- Opening Delimiter -

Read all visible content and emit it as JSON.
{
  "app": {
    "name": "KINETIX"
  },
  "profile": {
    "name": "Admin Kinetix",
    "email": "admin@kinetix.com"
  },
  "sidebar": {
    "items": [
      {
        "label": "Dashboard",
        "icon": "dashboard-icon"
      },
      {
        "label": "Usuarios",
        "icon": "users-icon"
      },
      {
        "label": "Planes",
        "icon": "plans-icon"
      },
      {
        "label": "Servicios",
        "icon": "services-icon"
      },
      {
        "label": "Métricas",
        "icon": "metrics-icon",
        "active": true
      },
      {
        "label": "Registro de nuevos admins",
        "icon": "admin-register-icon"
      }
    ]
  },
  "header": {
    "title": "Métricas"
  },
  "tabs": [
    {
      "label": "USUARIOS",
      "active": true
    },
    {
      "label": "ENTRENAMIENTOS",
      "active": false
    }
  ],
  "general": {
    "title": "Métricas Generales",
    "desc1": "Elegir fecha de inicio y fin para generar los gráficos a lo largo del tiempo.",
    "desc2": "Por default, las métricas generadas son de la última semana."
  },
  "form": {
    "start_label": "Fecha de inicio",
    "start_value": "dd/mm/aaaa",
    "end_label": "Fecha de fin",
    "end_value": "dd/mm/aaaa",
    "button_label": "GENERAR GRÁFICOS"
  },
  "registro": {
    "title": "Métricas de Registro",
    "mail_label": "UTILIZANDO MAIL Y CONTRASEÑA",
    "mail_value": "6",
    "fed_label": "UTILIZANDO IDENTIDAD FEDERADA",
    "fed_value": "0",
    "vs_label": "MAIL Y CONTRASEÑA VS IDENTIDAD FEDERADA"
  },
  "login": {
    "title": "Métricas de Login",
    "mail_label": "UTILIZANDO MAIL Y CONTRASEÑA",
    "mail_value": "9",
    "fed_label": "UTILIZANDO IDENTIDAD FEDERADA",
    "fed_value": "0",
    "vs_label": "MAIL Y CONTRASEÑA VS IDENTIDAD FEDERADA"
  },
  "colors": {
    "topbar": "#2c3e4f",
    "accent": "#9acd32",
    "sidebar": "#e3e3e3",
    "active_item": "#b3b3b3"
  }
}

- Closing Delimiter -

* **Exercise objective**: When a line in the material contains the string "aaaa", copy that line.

* **Result**:
    "start_value": "dd/mm/aaaa",
    "end_value": "dd/mm/aaaa",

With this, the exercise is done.